  • Janak Parekh

    “As a professional with a news site that has ads, that comment makes me weep. ;-)”

    Don’t we embed ads in the full-content feeds? 🙂

  • “Don’t we embed ads in the full-content feeds?”

    We do, but there aren’t enough RSS ads coming from Feedburner to put one in every feed, so not every piece of content is monetized. Also, a single RSS ad can’t equal the ads on the rest of the site.

  • PaulAtMoDaCo

    First things first… my blog (PaulOBrien.net) was whipped up quick smart using the standard Drupal skin, so I make no apologies for how it currently looks. I should verify posted pictures look right in 1024×768 res (which is the width I deem as minimum supported), however I guess i’ve got lazy since I switched to Vista and discovered the excellent ‘Sizer’ (http://www.brianapps.net/sizer.html) didn’t work.

    With regards to MoDaCo, it (should) display correctly on 1024×768 and on wide screens – as far as I am aware – so that users effectively have the choice… so that’s my point basically…

    …design a site so that it can be viewed at 1024×768, filling part of the screen on a hi res monitor, or full screen on a hi res monitor, for users such as me 🙂

    Also with regards to the above, I’d be really surprised if ‘multiple windows on the display at once’ was as common a usage scenario as you think?

    P

  • PaulAtMoDaCo

    Filip:

    “And if Paul is reading this, umm… trying to read this with no filled screen effect, then he should really try another web browser!”

    How do u mean?

    P

  • PaulAtMoDaCo

    Edit: Just tried Sizer again and it IS working on Vista now (after installing as an admin).

    Worth checking out: http://www.brianapps.net/sizer.html

    P

  • …design a site so that it can be viewed at 1024×768, filling part of the screen on a hi res monitor, or full screen on a hi res monitor, for users such as me 🙂

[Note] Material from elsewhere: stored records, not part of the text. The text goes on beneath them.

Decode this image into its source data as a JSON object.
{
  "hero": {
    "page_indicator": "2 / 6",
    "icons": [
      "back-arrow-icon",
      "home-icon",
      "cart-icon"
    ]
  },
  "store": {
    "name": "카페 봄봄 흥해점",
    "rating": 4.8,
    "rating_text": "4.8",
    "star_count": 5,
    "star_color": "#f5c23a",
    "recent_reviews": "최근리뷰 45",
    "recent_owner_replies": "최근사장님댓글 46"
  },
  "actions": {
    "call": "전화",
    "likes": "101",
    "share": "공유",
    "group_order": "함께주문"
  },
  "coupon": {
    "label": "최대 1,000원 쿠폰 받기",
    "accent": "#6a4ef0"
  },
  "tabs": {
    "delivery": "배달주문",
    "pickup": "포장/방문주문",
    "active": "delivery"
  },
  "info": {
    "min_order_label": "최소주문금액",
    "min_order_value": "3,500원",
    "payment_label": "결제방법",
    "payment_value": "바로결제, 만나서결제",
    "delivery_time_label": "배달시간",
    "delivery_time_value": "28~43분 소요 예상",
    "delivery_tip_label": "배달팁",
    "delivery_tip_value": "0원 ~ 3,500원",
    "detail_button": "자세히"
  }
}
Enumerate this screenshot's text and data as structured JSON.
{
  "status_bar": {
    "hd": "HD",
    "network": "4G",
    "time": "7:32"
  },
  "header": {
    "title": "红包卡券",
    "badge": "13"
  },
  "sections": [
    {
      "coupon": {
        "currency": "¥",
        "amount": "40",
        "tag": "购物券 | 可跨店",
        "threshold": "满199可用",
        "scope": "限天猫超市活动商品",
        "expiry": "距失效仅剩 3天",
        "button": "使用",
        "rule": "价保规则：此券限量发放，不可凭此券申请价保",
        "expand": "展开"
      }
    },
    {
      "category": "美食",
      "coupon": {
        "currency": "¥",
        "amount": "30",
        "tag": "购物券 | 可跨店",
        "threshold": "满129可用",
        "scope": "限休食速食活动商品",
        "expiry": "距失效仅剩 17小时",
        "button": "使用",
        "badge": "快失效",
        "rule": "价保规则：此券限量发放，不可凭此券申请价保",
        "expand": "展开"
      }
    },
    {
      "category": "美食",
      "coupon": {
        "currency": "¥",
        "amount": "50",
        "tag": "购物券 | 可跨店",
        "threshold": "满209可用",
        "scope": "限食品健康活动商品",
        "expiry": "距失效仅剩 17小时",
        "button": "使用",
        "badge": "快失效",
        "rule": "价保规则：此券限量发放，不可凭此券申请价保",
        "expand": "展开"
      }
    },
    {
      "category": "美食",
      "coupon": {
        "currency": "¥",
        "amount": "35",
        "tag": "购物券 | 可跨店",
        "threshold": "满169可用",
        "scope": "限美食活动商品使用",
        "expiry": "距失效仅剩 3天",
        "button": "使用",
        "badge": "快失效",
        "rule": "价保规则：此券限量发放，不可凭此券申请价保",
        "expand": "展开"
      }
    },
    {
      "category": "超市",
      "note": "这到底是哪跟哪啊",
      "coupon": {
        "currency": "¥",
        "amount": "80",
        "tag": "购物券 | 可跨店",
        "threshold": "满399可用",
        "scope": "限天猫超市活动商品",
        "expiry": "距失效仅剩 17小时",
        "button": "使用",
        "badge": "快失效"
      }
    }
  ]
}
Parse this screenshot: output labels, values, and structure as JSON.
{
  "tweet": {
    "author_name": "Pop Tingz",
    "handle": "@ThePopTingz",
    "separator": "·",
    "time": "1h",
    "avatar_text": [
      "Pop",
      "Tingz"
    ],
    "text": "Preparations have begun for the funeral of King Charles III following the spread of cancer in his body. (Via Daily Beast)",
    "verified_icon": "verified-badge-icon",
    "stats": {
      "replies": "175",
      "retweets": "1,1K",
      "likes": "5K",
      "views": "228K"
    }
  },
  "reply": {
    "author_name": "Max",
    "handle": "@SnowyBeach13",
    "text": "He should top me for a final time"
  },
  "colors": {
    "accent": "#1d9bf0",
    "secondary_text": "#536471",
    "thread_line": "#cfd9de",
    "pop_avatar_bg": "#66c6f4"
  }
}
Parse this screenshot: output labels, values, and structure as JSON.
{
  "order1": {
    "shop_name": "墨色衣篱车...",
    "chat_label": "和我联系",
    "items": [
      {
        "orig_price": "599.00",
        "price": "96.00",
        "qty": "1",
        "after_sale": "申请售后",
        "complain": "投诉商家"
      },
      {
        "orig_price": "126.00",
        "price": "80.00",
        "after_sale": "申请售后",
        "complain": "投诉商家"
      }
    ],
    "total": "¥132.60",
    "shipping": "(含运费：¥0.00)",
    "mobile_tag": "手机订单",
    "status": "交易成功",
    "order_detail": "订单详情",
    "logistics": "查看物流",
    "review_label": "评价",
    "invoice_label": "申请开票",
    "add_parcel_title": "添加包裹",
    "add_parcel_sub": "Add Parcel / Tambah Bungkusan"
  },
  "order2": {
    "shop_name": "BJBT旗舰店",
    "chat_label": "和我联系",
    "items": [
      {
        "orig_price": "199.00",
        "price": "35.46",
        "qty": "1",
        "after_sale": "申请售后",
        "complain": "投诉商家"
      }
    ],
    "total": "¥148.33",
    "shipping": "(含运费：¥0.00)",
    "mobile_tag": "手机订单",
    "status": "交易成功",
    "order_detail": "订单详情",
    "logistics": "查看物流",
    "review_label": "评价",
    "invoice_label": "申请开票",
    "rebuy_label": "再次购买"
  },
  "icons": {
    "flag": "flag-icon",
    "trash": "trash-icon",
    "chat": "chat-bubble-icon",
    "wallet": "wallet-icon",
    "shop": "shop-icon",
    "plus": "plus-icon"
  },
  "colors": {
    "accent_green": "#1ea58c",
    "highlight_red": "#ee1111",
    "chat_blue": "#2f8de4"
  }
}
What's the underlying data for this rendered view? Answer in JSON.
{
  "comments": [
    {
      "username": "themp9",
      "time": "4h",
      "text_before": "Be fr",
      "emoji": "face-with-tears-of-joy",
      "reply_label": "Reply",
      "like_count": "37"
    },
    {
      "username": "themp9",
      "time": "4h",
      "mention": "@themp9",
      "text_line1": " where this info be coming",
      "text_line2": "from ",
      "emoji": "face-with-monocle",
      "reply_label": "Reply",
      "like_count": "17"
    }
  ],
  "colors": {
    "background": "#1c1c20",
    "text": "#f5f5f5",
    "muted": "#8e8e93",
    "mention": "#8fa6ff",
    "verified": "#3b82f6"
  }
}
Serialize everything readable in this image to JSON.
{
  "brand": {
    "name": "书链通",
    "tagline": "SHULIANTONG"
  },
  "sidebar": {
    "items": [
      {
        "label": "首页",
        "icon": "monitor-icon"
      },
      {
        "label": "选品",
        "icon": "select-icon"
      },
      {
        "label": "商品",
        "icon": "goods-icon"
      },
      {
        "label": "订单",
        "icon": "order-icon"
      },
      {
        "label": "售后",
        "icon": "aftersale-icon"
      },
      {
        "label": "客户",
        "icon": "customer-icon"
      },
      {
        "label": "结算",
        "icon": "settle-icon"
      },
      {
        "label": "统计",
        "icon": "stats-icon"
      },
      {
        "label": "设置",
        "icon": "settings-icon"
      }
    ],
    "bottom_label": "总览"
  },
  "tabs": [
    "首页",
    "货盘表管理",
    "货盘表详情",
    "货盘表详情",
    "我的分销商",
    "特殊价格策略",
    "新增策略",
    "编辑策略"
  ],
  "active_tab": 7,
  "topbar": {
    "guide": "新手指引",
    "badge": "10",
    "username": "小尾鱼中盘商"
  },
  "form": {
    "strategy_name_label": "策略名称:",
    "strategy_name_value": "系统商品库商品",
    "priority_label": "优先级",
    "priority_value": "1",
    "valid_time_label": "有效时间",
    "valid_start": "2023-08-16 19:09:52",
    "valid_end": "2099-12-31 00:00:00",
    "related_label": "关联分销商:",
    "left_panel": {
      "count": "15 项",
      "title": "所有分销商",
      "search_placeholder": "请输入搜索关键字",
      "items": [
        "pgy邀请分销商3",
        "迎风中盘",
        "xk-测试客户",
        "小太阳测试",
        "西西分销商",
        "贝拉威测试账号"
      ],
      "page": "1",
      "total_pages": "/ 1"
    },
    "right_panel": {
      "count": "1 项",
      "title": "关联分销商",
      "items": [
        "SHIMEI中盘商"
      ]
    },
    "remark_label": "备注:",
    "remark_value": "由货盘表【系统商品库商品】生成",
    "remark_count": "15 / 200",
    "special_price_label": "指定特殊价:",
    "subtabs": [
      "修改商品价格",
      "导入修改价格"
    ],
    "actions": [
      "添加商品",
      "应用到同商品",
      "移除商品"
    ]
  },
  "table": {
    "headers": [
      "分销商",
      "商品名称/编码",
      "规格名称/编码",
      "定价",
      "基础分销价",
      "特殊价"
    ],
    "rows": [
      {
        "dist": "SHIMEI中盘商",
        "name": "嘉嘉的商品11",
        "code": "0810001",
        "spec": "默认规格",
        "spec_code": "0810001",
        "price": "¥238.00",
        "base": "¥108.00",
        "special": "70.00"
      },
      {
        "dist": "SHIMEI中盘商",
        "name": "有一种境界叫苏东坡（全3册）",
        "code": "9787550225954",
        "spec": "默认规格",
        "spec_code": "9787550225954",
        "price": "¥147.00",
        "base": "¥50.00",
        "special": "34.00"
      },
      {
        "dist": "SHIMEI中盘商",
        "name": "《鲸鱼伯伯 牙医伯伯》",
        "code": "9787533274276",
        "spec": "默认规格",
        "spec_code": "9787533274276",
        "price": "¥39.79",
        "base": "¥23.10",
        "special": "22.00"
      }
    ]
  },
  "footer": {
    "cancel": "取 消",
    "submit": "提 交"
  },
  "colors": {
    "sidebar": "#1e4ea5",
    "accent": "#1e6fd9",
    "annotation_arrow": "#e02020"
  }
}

    And that’s the classic question: do I allow my site design to be warped into a wide, unreadable mess? Or do I fix the width to a reasonable compromise and lock in the design? Or do I provide a CSS switch to allow people to do what they want? There’s no right or wrong answer IMO. I have sites that are fixed width, and sites that are variable.

    Also with regards to the above, I’d be really surprised if ‘multiple windows on the display at once’ was as common a usage scenario as you think?

    A great question – based on how I work, and how I’ve seen other people work, the higher the resolution, the higher the chance of people using smaller, multiple windows. I wish log file software could track THIS. 😉